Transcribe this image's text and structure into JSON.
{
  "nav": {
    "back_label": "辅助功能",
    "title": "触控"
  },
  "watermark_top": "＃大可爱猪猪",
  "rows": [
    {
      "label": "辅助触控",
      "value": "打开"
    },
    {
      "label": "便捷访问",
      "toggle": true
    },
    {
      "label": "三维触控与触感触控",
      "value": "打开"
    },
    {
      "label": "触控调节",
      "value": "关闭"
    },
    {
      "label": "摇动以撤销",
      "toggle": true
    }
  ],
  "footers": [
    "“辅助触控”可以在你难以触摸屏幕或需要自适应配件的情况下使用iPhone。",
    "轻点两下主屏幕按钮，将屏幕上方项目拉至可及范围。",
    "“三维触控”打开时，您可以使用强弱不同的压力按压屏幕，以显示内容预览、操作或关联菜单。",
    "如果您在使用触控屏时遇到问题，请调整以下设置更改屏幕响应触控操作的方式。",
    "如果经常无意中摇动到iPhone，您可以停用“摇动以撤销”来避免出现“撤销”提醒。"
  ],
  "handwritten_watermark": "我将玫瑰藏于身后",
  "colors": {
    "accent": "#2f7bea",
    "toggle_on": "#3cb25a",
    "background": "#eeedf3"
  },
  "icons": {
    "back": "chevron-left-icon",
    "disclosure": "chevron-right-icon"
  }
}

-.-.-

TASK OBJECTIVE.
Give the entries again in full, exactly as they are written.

EXERCISE SOLUTION.
Transcribe this image's text and structure into JSON.
{
  "nav": {
    "back_label": "辅助功能",
    "title": "触控"
  },
  "watermark_top": "＃大可爱猪猪",
  "rows": [
    {
      "label": "辅助触控",
      "value": "打开"
    },
    {
      "label": "便捷访问",
      "toggle": true
    },
    {
      "label": "三维触控与触感触控",
      "value": "打开"
    },
    {
      "label": "触控调节",
      "value": "关闭"
    },
    {
      "label": "摇动以撤销",
      "toggle": true
    }
  ],
  "footers": [
    "“辅助触控”可以在你难以触摸屏幕或需要自适应配件的情况下使用iPhone。",
    "轻点两下主屏幕按钮，将屏幕上方项目拉至可及范围。",
    "“三维触控”打开时，您可以使用强弱不同的压力按压屏幕，以显示内容预览、操作或关联菜单。",
    "如果您在使用触控屏时遇到问题，请调整以下设置更改屏幕响应触控操作的方式。",
    "如果经常无意中摇动到iPhone，您可以停用“摇动以撤销”来避免出现“撤销”提醒。"
  ],
  "handwritten_watermark": "我将玫瑰藏于身后",
  "colors": {
    "accent": "#2f7bea",
    "toggle_on": "#3cb25a",
    "background": "#eeedf3"
  },
  "icons": {
    "back": "chevron-left-icon",
    "disclosure": "chevron-right-icon"
  }
}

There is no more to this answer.